A new survey, sponsored by the University of Wisconsin-Madison’s E-Business Institute, reveals students’ preference for “lecture capture,” the technology that records, streams and stores what happens in the classroom for later viewing.   There’s more about the study here, with a focus on the financial costs to universities for doing this.  I’m skeptical about “lecture capture” technology as a workable solution for delivering useful content in a way that’s financially profitable.   Personally, I’m more interested in the bottom-up, DIY-side of what this means in terms of pedagogy and technology. 

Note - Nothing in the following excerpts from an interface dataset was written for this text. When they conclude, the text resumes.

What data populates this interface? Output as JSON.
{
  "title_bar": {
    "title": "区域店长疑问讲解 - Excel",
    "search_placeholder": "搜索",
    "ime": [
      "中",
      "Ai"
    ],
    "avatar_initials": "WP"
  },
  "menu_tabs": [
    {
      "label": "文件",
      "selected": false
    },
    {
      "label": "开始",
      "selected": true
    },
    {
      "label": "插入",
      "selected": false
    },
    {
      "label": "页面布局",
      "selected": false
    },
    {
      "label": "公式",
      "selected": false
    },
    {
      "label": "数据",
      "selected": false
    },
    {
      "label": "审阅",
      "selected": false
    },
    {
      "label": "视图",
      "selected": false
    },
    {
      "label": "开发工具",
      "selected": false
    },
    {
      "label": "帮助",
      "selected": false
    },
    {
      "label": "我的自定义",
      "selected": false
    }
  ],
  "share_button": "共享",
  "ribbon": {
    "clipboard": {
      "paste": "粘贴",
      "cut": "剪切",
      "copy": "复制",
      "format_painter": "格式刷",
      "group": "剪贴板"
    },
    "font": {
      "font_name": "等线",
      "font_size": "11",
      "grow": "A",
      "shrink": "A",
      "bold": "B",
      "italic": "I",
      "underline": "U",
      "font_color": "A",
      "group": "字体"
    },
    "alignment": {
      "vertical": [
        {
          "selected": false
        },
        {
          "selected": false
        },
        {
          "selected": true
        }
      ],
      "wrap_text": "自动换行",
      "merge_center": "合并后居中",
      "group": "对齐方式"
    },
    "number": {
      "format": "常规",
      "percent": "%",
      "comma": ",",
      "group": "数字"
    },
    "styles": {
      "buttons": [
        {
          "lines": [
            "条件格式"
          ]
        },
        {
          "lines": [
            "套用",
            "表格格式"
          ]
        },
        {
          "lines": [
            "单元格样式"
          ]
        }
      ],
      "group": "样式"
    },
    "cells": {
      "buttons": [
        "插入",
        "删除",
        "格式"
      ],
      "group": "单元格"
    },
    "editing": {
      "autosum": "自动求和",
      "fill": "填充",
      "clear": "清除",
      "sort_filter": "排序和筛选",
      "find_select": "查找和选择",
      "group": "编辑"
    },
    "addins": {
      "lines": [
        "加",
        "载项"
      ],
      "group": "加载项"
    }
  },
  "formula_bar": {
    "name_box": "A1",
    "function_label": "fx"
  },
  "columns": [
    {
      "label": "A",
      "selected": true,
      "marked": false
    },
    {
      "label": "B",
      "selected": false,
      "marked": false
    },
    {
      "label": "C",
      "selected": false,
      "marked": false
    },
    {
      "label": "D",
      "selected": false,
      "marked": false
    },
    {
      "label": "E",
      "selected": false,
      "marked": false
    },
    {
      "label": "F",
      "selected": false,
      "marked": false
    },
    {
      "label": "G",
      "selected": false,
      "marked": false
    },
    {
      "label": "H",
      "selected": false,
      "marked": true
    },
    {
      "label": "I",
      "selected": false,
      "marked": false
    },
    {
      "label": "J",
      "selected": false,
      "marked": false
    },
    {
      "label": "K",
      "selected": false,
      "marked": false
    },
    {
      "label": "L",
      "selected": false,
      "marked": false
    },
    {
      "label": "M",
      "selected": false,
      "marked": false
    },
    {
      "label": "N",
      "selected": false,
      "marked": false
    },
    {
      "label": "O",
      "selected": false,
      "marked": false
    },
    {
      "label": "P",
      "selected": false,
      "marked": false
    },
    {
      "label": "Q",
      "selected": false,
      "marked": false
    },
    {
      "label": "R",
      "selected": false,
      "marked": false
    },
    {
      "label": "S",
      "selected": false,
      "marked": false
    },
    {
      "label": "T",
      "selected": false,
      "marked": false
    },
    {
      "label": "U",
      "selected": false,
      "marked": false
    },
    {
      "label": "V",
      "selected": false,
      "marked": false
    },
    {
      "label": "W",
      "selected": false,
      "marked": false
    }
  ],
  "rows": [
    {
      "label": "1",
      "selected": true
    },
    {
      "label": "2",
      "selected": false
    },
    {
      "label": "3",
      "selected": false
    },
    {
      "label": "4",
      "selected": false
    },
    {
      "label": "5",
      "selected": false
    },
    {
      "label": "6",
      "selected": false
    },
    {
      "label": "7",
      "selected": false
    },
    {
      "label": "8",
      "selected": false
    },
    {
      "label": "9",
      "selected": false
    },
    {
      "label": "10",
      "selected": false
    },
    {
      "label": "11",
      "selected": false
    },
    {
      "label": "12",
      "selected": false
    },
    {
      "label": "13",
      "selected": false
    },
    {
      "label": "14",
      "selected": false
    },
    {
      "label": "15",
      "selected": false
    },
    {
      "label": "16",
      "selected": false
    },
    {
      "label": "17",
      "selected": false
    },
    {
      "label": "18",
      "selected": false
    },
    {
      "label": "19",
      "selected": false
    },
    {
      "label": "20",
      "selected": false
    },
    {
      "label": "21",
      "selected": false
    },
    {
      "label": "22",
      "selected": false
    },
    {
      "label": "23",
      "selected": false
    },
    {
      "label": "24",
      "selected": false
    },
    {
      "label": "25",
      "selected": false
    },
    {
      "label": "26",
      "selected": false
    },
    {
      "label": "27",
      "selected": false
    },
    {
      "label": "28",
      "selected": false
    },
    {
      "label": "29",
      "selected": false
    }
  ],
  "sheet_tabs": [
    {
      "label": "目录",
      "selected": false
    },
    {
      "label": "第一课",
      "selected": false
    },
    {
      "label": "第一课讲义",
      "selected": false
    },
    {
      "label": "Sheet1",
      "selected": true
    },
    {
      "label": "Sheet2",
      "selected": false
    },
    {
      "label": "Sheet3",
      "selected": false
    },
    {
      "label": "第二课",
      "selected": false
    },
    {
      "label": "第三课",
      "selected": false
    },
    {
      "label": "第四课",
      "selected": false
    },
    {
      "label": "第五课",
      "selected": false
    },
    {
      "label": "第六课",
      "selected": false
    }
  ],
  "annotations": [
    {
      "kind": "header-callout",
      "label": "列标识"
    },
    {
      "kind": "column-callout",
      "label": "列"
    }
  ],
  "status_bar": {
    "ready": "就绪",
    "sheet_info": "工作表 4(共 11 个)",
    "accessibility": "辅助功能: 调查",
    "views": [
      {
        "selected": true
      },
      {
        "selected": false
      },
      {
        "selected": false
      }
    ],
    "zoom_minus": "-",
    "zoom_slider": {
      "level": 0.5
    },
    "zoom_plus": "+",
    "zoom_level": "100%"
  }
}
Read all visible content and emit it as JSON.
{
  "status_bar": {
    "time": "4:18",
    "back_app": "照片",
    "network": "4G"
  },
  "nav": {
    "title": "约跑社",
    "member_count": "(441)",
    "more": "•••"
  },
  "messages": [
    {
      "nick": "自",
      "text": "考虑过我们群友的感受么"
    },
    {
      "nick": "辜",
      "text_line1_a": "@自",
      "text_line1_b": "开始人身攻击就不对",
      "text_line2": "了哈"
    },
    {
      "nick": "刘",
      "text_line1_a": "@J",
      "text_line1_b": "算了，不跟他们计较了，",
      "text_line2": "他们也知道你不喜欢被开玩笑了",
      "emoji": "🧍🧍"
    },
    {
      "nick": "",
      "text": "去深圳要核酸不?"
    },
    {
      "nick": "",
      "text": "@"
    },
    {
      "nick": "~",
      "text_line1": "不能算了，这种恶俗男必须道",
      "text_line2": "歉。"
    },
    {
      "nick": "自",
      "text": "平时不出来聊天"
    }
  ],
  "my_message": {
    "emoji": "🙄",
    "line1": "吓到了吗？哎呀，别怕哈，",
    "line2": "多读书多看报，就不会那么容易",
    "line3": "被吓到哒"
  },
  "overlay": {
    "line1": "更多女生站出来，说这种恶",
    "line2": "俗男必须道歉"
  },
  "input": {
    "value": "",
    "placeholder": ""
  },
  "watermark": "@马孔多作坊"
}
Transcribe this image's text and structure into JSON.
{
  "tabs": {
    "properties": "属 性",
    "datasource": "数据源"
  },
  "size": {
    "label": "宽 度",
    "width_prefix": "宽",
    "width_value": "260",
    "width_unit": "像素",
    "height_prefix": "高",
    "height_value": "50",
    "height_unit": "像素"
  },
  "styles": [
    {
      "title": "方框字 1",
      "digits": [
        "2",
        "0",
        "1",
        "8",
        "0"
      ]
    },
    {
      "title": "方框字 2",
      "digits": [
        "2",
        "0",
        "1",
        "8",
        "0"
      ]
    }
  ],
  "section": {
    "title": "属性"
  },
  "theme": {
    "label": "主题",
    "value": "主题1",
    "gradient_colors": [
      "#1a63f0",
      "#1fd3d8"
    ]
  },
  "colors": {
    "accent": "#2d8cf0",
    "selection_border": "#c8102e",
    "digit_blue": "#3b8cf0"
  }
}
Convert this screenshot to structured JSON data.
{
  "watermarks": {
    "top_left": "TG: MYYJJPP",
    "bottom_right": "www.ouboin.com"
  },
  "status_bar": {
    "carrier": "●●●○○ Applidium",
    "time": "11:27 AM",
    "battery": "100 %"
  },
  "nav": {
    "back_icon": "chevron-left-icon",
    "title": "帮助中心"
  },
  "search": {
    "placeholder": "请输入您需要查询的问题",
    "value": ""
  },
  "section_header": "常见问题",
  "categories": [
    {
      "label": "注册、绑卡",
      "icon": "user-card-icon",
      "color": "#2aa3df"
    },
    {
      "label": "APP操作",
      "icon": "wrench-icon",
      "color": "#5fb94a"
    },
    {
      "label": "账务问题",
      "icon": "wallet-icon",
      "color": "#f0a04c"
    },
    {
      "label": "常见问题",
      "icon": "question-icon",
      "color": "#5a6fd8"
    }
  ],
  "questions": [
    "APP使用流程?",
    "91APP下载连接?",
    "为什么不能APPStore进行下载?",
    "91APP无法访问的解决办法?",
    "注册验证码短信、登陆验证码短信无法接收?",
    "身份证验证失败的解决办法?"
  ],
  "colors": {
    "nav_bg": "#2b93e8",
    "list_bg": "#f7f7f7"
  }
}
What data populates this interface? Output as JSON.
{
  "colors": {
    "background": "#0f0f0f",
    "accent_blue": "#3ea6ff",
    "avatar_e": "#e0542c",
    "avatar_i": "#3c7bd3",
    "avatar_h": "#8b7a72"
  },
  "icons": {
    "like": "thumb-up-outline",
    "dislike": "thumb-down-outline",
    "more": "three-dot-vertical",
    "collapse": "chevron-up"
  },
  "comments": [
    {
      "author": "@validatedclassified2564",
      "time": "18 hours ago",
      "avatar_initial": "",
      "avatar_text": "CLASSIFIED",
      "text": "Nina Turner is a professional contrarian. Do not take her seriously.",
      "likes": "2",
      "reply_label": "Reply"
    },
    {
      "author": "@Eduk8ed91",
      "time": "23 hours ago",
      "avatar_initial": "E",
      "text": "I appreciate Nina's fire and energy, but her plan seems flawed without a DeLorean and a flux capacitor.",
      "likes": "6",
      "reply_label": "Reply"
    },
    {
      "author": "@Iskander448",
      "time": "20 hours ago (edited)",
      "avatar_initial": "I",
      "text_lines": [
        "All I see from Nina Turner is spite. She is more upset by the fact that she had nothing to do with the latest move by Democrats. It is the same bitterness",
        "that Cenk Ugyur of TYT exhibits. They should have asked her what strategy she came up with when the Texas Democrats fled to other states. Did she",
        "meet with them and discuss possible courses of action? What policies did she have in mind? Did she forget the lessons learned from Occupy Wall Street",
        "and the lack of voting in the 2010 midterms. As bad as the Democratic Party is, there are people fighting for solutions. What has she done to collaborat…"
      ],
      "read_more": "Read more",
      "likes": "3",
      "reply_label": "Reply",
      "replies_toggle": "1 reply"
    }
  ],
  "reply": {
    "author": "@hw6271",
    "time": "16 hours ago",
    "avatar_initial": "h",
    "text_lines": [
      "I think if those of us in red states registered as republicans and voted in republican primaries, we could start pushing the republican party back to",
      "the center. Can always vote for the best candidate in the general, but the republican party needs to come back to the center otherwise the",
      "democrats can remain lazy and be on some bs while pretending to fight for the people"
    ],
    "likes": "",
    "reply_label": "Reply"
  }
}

First, in terms of the pedagogy, I see this trend converging with the shift in the use of PowerPoint that Jon was just pointing out here recently.   There’s an excellent piece in the current issue of Theory, Culture & Society by David Stark and Verena Paravel that makes a compelling argument for the visually-based (rather than text-based) use of “digital demonstration technologies” such as PowerPoint.  While Edward Tufte has been famously critical of PowerPoint as evil for the cognitive style that bullet points promote, Stark and Paravel argue that Tufte’s is not the last word.  They contend that demonstration and digital technology are interwoven with politics now in complex ways.  (And, as an aside,  I think it will be interesting to see how this trend transforms job talks and conference presentations in the future.)    What this means in the classroom, is that the really memorable lectures are no longer the “chalk and talk” (if they ever were), but the multimedia and image-driven lectures with minimal text.

And, there’s a growing body of evidence that text-plus-images is a powerful and effective.   For example, in his book, The Cambridge Handbook of Multimedia Learning, (Cambridge University Press, 2005, ISBN 0521838738), Richard E. Mayer reports on a decade of his research demonstrating that multimedia are effective in both learning and retention.   Mayer concludes graphics help text and that text plus animation is better than just text alone.

Someone who’s leading the way in this is Howard Rheingold, futurist and honorary sociologist.  Howard’s teaching now at Stanford and UC-Berkeley, and he’s sharing some of what goes on his classes over at his vlog.   He creates short “lectures” as video podcasts, and these are also available as download through iTunes.   Howard, who is a friend, has talked about what a thrill it’s been for him to get these videos on his iPhone.   It’s one of my goals (for the year, if not this semester) is to get at least one of my lectures into a downloadable video format.  Getting there is something else and that leads me to the second part that I find fascinating here, and that’s the tech-side.

How can sociologists, professors and interested academics DIY?  That is, how can the rest of us transform lectures into downloadable videos if they don’t have access to the kind of “lecture capture” technology asked about in the survey?  One way to do this is through iMovie or Final Cut Pro (FCP), both Apple software products for video editing.  For most sociologists and other academics without a strong background in media, putting a lecture on video and then editing it down can seem like a daunting task (FCP has a notoriously steep learning curve).    Another way is to take a visually-driven PowerPoint, import it into GarageBand (Apple’s audio recording program), and add audio on top of it.   It’s actually very simple to do, as a colleague explains in this piece.

In my view, the transformation in digital technologies and what Stark and Paravel call the “new morphology of demonstration,” is going to compel all of us to change what we do in front of the classroom and in front of academic audiences.